Humility allowed us to thrive in political conversations, not simply survive, because we were more committed to growing closer to Christ and his heart than we were about winning a debate. Indeed, we spoke truth and disagreed at times, but the truth we spoke sought to be in service to one another and to God, not just from a desire to be “right.” God clothed us in compassion, because of the call, “In humility, count others more significant than yourselves” (Phil 2:3). We’ve left our conversations closer, not more divided. And while some of our viewpoints are more aligned than they ever have been, many still remain far apart.
The survey found 79 percent of pastors say weekly worship attendance at their church will increase in the next five years.

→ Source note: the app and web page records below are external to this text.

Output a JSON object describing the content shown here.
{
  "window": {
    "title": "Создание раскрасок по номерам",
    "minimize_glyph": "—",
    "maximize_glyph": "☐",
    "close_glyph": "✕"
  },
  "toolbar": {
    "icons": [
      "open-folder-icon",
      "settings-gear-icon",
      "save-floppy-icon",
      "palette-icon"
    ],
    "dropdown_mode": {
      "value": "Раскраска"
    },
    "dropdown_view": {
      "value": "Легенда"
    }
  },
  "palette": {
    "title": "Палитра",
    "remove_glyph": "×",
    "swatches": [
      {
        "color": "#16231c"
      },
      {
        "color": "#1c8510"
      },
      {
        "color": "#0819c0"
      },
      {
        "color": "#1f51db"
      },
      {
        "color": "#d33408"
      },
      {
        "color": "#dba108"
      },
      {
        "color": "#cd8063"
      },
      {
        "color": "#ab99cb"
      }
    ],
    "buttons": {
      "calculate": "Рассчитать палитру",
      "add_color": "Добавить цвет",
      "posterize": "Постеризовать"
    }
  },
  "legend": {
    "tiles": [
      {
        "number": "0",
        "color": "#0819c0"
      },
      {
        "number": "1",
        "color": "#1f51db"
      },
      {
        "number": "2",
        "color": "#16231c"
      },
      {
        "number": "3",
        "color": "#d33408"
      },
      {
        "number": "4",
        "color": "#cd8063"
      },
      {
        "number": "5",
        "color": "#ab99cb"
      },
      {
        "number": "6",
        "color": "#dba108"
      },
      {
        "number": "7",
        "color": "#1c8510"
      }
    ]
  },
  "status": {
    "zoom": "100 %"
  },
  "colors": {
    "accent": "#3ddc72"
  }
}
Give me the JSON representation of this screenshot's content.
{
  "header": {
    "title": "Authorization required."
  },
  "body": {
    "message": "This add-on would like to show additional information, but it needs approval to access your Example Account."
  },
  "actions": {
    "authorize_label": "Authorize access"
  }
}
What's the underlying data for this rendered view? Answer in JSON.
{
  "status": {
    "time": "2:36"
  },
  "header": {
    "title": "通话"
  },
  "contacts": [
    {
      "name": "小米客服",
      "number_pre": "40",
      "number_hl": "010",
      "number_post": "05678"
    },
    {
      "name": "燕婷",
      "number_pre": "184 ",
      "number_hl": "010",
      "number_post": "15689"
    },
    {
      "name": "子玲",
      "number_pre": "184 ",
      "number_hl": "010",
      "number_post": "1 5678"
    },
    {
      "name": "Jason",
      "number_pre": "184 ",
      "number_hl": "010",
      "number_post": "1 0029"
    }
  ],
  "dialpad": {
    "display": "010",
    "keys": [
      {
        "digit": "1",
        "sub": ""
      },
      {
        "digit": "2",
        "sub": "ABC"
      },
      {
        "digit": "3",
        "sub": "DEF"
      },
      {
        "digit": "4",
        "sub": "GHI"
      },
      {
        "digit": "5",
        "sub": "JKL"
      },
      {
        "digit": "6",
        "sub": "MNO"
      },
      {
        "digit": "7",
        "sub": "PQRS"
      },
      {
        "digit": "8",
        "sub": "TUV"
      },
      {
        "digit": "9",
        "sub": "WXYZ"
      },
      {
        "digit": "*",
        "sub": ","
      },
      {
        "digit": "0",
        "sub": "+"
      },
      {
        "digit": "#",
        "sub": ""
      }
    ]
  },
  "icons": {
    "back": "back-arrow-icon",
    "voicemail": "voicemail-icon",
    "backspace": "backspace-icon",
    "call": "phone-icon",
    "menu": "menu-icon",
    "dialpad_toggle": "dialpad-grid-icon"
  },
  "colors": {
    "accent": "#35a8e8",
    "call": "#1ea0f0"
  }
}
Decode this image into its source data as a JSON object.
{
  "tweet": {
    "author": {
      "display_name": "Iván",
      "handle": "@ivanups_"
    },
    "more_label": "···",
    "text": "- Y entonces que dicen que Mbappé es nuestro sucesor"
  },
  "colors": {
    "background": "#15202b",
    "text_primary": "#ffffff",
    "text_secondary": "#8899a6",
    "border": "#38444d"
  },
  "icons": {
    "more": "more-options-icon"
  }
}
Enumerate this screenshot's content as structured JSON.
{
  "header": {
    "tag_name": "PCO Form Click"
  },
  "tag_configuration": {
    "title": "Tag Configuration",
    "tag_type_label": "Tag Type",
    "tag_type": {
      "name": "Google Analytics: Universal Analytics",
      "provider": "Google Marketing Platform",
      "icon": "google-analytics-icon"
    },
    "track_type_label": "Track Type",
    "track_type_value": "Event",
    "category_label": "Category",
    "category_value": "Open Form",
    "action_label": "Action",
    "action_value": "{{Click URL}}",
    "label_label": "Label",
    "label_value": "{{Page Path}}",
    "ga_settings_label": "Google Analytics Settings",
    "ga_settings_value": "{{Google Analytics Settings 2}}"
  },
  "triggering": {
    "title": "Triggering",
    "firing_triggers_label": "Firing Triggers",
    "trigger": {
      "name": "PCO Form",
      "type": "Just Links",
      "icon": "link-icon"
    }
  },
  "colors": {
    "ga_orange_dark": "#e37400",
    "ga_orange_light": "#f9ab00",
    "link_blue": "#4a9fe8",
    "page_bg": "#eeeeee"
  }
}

But looking at the last five years, only 36 percent of pastors say worship attendance growth increased, while two-thirds say attendance stayed the same or declined (27 percent decreased, 37 percent stayed the same).
Protestants represented a majority (59%) of Germany’s population in 1950, with Catholics as a sizable minority (37%), according to research by Detlef Pollack and Olaf Müller, scholars of religion and sociology at the University of Münster in Germany. These shares are largely based on church membership rolls that include both children and adults. Over the next 60 years, the share of Protestants fell 30 percentage points, while the share of Catholics dropped 7 points. Each group now includes roughly three-in-ten Germans, based on 2010 membership data.
Hundreds of thousands of Chinese citizens have gone to work in Africa, where they have encountered foreign cultures that leave many of them feeling alienated. For some of these disaffected Chinese workers, a source of comfort has come from religion, most notably the Evangelical Christianity that pervades much of sub-Saharan Africa. Evangelicalism prioritises conversion of non-believers, and the Chinese, heavily discouraged from practicing religion at home, are attractive potential converts.
Even if it was just about burgers or bank notes or the weather (it was always about the weather), there’s a warmth and goodness in the simple act of conversation that I never noticed until it was gone. The machines are efficient, yes, but they’re cold. You can’t look them in the eye, or commiserate together about the rain, or wish them a good weekend. You can’t get to know them over months and weeks and years, and end up friends like I did with the bank tellers. I miss the bank tellers. I miss talking with them about holidays and how shocking the weather is. For that matter, I just miss talking. I miss being forced to communicate with other humans. If you don’t have to talk, it becomes impolite to break the silence. So we sit on the train, stand in the queue at the bank, wait for our orders at McD’s, and look at our personal communication devices instead of communicating with the living, breathing humans all around us.
A 2016 study found that 63 percent of respondents valued money over time, while the smaller percentage of people who valued time over money reported greater well-being than the larger group. This correlation was consistent even after researchers controlled for factors like income — which complicates the assumption that prioritizing time over money is a luxury that only rich people can afford.
You may not be familiar with the subreddit /r/LifeProTips, but it’s where people go to drop helpful hints for how to negotiate matters both urgent and trivial. You could just search for the top-rated or most commented upon posts, but sometimes that rating system correlates to how intensely the Redditor’s suggestion is being mocked. Luckily, on /r/AskReddit, Redditor u/Zach_the_muffin asked, “What ‘Life Pro Tip’ have you learned from Reddit that you still use every time the situation presents itself?”
Here are the most useful and used tips out there (for now).
The National Weather Service in Cleveland is reminding people with mini dachshunds, Yorkshire terriers, and other little dog breeds to keep an eye on their pooches this windy winter. According to WTOL 11 News, an unofficial “small dog warning” was in effect in several parts of Ohio and Northwest Pennsylvania Wednesday, as two-legged and four-legged locals alike braced for gusts of up to 50 mph.